    The zoning could allow for a string of 200-foot-tall buildings, with unclear guidelines for what might occupy them, said Brighton resident Tim McHale.

    “We’re faced with a mini-metropolis here,” he said. “We want to know what we’re getting ourselves into.”

    More details will be forthcoming during the planning process, Casey promised. Harvard plans to work with private developers to propose and build individual buildings, each of which will undergo detailed study before they’re approved.


    “We think it’s necessary to come back with actual plans,” Casey said. “But we want to be clear that those issues are going to be on our minds.”

    That satisfied board members, for now. It voted 4-1 to approve the plan, while instructing Harvard to go back to neighborhood groups with more information.

    The Allston plan was one several major projects before the board Thursday evening.

    It was also set to vote on a plan to dole out $5 million in annual tax breaks to Amazon, in return for the company bringing 2,000 new jobs to the Seaport District.

    Also on the docket was a proposed condominium tower on Boylston Street, expansion of Hood Park in Charlestown, and redevelopment of the One Post Office Square building downtown.

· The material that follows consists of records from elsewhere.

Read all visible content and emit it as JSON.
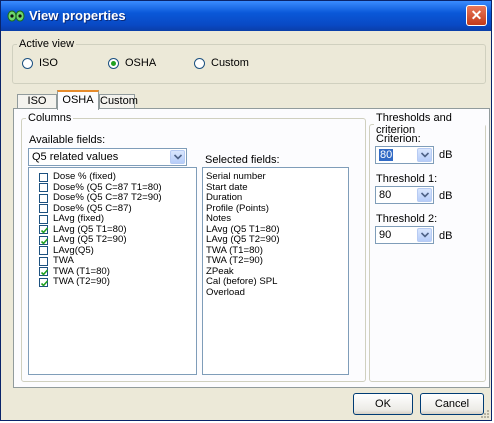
{
  "window": {
    "title": "View properties",
    "close_label": "✕"
  },
  "active_view": {
    "legend": "Active view",
    "options": [
      {
        "label": "ISO",
        "selected": false
      },
      {
        "label": "OSHA",
        "selected": true
      },
      {
        "label": "Custom",
        "selected": false
      }
    ]
  },
  "tabs": [
    {
      "label": "ISO",
      "active": false
    },
    {
      "label": "OSHA",
      "active": true
    },
    {
      "label": "Custom",
      "active": false
    }
  ],
  "columns": {
    "legend": "Columns",
    "available_label": "Available fields:",
    "category": "Q5 related values",
    "available_fields": [
      {
        "label": "Dose % (fixed)",
        "checked": false
      },
      {
        "label": "Dose% (Q5 C=87 T1=80)",
        "checked": false
      },
      {
        "label": "Dose% (Q5 C=87 T2=90)",
        "checked": false
      },
      {
        "label": "Dose% (Q5 C=87)",
        "checked": false
      },
      {
        "label": "LAvg (fixed)",
        "checked": false
      },
      {
        "label": "LAvg (Q5 T1=80)",
        "checked": true
      },
      {
        "label": "LAvg (Q5 T2=90)",
        "checked": true
      },
      {
        "label": "LAvg(Q5)",
        "checked": false
      },
      {
        "label": "TWA",
        "checked": false
      },
      {
        "label": "TWA (T1=80)",
        "checked": true
      },
      {
        "label": "TWA (T2=90)",
        "checked": true
      }
    ],
    "selected_label": "Selected fields:",
    "selected_fields": [
      "Serial number",
      "Start date",
      "Duration",
      "Profile (Points)",
      "Notes",
      "LAvg (Q5 T1=80)",
      "LAvg (Q5 T2=90)",
      "TWA (T1=80)",
      "TWA (T2=90)",
      "ZPeak",
      "Cal (before) SPL",
      "Overload"
    ]
  },
  "thresholds": {
    "legend": "Thresholds and criterion",
    "criterion": {
      "label": "Criterion:",
      "value": "80",
      "unit": "dB"
    },
    "threshold1": {
      "label": "Threshold 1:",
      "value": "80",
      "unit": "dB"
    },
    "threshold2": {
      "label": "Threshold 2:",
      "value": "90",
      "unit": "dB"
    }
  },
  "buttons": {
    "ok": "OK",
    "cancel": "Cancel"
  },
  "colors": {
    "titlebar": "#0a58d8",
    "tab_accent": "#e68b2c",
    "selection": "#316ac5",
    "radio_dot": "#21a121"
  }
}
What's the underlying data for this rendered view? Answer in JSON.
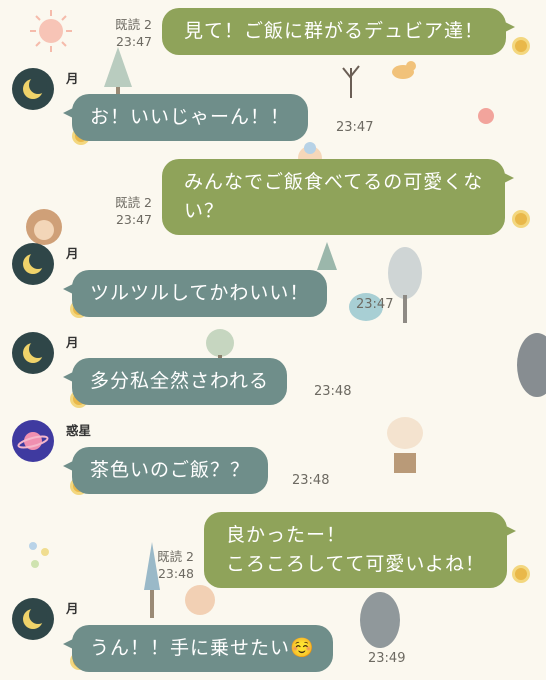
{
  "chat": {
    "messages": [
      {
        "type": "sent",
        "text_lines": [
          "見て！ご飯に群がるデュビア達！"
        ],
        "read": "既読 2",
        "time": "23:47"
      },
      {
        "type": "received",
        "sender": "月",
        "text_lines": [
          "お！いいじゃーん！！"
        ],
        "time": "23:47"
      },
      {
        "type": "sent",
        "text_lines": [
          "みんなでご飯食べてるの可愛くな",
          "い？"
        ],
        "read": "既読 2",
        "time": "23:47"
      },
      {
        "type": "received",
        "sender": "月",
        "text_lines": [
          "ツルツルしてかわいい！"
        ],
        "time": "23:47"
      },
      {
        "type": "received",
        "sender": "月",
        "text_lines": [
          "多分私全然さわれる"
        ],
        "time": "23:48"
      },
      {
        "type": "received",
        "sender": "惑星",
        "text_lines": [
          "茶色いのご飯？？"
        ],
        "time": "23:48"
      },
      {
        "type": "sent",
        "text_lines": [
          "良かったー！",
          "ころころしてて可愛いよね！"
        ],
        "read": "既読 2",
        "time": "23:48"
      },
      {
        "type": "received",
        "sender": "月",
        "text_lines": [
          "うん！！手に乗せたい☺️"
        ],
        "time": "23:49"
      }
    ]
  },
  "icons": {
    "moon_avatar": "crescent-moon-icon",
    "planet_avatar": "planet-icon"
  },
  "colors": {
    "sent_bubble": "#8fa35a",
    "received_bubble": "#6f8e8a",
    "background": "#fbf8ef",
    "moon_avatar_bg": "#2f4648",
    "planet_avatar_bg": "#3f3aa0"
  }
}
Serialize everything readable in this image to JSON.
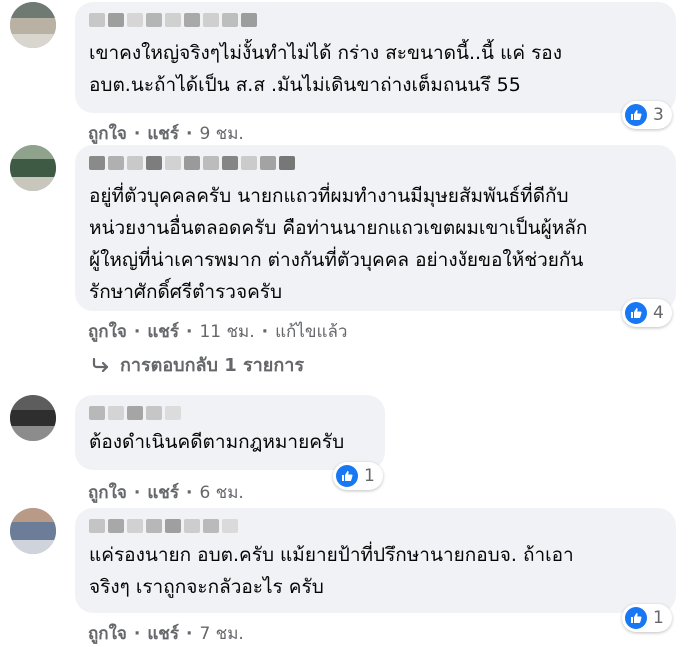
{
  "comments": [
    {
      "text": "เขาคงใหญ่จริงๆไม่งั้นทำไม่ได้ กร่าง สะขนาดนี้..นี้ แค่ รอง\nอบต.นะถ้าได้เป็น ส.ส .มันไม่เดินขาถ่างเต็มถนนรึ 55",
      "reactions": "3",
      "like_label": "ถูกใจ",
      "share_label": "แชร์",
      "time": "9 ชม."
    },
    {
      "text": "อยู่ที่ตัวบุคคลครับ นายกแถวที่ผมทำงานมีมุษยสัมพันธ์ที่ดีกับ\nหน่วยงานอื่นตลอดครับ คือท่านนายกแถวเขตผมเขาเป็นผู้หลัก\nผู้ใหญ่ที่น่าเคารพมาก ต่างกันที่ตัวบุคคล อย่างงัยขอให้ช่วยกัน\nรักษาศักดิ์ศรีตำรวจครับ",
      "reactions": "4",
      "like_label": "ถูกใจ",
      "share_label": "แชร์",
      "time": "11 ชม.",
      "edited": "แก้ไขแล้ว"
    },
    {
      "text": "ต้องดำเนินคดีตามกฎหมายครับ",
      "reactions": "1",
      "like_label": "ถูกใจ",
      "share_label": "แชร์",
      "time": "6 ชม."
    },
    {
      "text": "แค่รองนายก อบต.ครับ แม้ยายป้าที่ปรึกษานายกอบจ. ถ้าเอา\nจริงๆ เราถูกจะกลัวอะไร ครับ",
      "reactions": "1",
      "like_label": "ถูกใจ",
      "share_label": "แชร์",
      "time": "7 ชม."
    }
  ],
  "replies_link": "การตอบกลับ 1 รายการ",
  "colors": {
    "bubble": "#f0f2f5",
    "like_blue": "#1877f2",
    "meta_gray": "#65676b"
  },
  "icons": {
    "reaction": "like-icon",
    "reply": "reply-arrow-icon"
  }
}
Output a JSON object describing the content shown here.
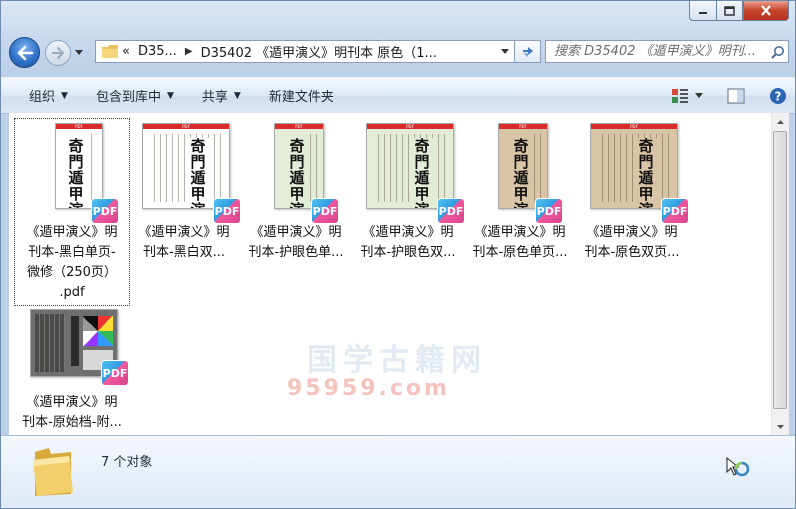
{
  "window": {
    "caption": {
      "minimize": "minimize",
      "maximize": "maximize",
      "close": "close"
    }
  },
  "nav": {
    "crumb_prefix": "«",
    "crumb_1": "D35...",
    "crumb_2": "D35402 《遁甲演义》明刊本 原色（1...",
    "search_placeholder": "搜索 D35402 《遁甲演义》明刊..."
  },
  "toolbar": {
    "organize": "组织",
    "include_library": "包含到库中",
    "share": "共享",
    "new_folder": "新建文件夹"
  },
  "files": [
    {
      "line1": "《遁甲演义》明",
      "line2": "刊本-黑白单页-",
      "line3": "微修（250页）",
      "line4": ".pdf"
    },
    {
      "line1": "《遁甲演义》明",
      "line2": "刊本-黑白双..."
    },
    {
      "line1": "《遁甲演义》明",
      "line2": "刊本-护眼色单..."
    },
    {
      "line1": "《遁甲演义》明",
      "line2": "刊本-护眼色双..."
    },
    {
      "line1": "《遁甲演义》明",
      "line2": "刊本-原色单页..."
    },
    {
      "line1": "《遁甲演义》明",
      "line2": "刊本-原色双页..."
    },
    {
      "line1": "《遁甲演义》明",
      "line2": "刊本-原始档-附..."
    }
  ],
  "thumb": {
    "pdf_badge": "PDF",
    "cover_title": "奇門遁甲演義"
  },
  "status": {
    "count": "7 个对象"
  },
  "watermark": {
    "site": "95959.com"
  },
  "colors": {
    "bw": "#ffffff",
    "eye": "#e3ecd6",
    "orig": "#d9c4a6"
  }
}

    Tim Logan can be reached at Follow him on Twitter at @bytimlogan.